The mere fact that we've seen the fighting game engines become so intricate and responsive over the years is one of the main reasons the gameplay in Fighting Street tends to feel so below average in today's gaming world. Not only are the main characters afforded only a handful of basic punch and kick attacks, but their opponents are given a wider range of attacks that are much more powerful and effective. While the game does a nice job of giving each character their own unique fighting style, it tends to make them so difficult to beat that you'll likely not even stick with the game long enough to see all ten of the CPU fighters.
Another glaring problem is the depressing manner in which the game chugs along; while Street Fighter 2 features silky control and movement, Fighting Street feels clunky and jerky. Mid-air attacks are infuriatingly difficult to connect with thanks to the strange leaping pattern each character adheres to. The fluid, flowing and combo-rich gameplay showcased by Street Fighter 2 certainly doesn't have its roots in this prequel, let's put it that way.
Couple all of these gameplay annoyances together and you have what turns out to be a very frustrating and tedious fighting game experience that will ultimately make you wonder how the same people that created this extremely sluggish fighting title could have possible created it's amazing sequel Street Fighter 2.
The visuals in Fighting Street are actually fairly solid, especially by TurboGrafx-16 standards.
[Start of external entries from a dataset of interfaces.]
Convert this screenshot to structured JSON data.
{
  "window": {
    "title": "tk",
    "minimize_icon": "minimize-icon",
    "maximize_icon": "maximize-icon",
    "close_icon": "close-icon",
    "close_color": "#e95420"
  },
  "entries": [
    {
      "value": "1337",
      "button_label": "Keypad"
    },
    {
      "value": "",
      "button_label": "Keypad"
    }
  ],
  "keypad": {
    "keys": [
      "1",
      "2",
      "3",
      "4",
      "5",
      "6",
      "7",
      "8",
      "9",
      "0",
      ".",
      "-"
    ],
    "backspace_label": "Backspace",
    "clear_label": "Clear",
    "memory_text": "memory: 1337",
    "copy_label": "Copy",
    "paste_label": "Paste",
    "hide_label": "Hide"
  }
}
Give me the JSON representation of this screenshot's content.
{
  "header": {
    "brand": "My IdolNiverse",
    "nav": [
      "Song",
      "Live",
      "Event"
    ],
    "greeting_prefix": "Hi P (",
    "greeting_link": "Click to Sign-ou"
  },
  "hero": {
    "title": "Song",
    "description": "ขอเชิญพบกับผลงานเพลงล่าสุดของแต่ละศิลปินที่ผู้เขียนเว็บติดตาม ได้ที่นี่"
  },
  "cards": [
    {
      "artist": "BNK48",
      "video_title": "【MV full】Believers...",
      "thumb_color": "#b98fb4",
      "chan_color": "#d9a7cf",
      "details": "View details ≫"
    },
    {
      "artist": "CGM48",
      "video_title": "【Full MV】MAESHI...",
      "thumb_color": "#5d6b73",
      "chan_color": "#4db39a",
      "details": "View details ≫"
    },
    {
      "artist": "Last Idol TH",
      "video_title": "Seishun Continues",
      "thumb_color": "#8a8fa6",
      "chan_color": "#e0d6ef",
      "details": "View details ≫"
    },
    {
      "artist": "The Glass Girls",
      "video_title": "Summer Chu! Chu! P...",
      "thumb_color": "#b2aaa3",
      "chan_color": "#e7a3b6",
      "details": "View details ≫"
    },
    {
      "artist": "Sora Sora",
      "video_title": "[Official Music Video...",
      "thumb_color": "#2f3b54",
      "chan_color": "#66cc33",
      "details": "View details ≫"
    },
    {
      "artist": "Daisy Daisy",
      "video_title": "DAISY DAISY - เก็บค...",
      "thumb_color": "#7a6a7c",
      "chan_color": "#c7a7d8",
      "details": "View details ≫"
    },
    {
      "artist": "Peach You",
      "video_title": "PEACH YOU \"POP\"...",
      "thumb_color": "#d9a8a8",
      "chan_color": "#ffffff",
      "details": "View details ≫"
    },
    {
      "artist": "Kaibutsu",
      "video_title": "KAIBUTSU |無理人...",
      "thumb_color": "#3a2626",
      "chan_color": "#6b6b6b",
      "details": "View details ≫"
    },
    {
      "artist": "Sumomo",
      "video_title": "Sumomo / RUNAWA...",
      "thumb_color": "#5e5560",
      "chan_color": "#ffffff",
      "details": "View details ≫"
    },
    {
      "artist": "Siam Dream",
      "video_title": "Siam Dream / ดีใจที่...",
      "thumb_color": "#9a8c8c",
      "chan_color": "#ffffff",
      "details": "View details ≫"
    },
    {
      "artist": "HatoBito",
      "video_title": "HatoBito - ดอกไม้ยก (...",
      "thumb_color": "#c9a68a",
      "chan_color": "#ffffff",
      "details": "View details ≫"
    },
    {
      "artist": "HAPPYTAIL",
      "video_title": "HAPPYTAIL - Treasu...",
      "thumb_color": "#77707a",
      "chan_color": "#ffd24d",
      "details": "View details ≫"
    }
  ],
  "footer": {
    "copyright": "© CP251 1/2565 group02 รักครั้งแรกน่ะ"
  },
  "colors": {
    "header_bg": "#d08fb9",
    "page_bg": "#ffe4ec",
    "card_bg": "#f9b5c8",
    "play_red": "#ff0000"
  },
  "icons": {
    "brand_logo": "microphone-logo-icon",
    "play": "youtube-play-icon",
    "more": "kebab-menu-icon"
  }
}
The backgrounds feature plenty of vibrant colors and detail and even the fighters themselves are well-constructed and animate fairly smoothly considering the time this game was created. Now it's certainly not anything on par with what we'd later see in Street Fighter 2, but it's better than some of the bland graphical fare we see in other fighting titles of this game's time period. Toss in some good variety between the various areas and you have a very solid visual presentation and a near arcade-perfect port of the game.
Any time you have a CD-based game title, you expect a high-quality audio performance. And while Fighting Street delivers a very solid musical soundtrack, the horribly muffled and almost indistinguishable voiced dialog in the game ends up making the overall audio performance laughable at best. It doesn't help that it's basically the same voice re-used over and over with each of the characters in the game making you wonder exactly what the point was of going to the trouble of creating a CD-quality musical soundtrack only to muck it up with such terrible sound chip-produced garble. The sad fact is, the very first version of the TG-16/PC Engine CD-ROM hardware shipped with hardly any RAM, and while this was rectified later thanks to the launch of System Cards, it resulted in the first batch of CD titles being noticeably inferior to their HuCard/TurboChip siblings. Because Fighting Street is one such early game, it's little wonder that corners had to be cut in places.
There's certainly no denying the significance and history that comes along with being the predecessor to the legendary Street Fighter 2 release, but even with all of that going for it, there's still far too many faults in this game to warrant any type of serious consideration for fighting game fans. Unless you just have to experience the first Street Fighter title for yourself, you'd be much better suited to check out one of the many outstanding fighting titles already available on the Virtual Console service and leave this classic fighting game and its historical significance in the annals of video game history where it belongs.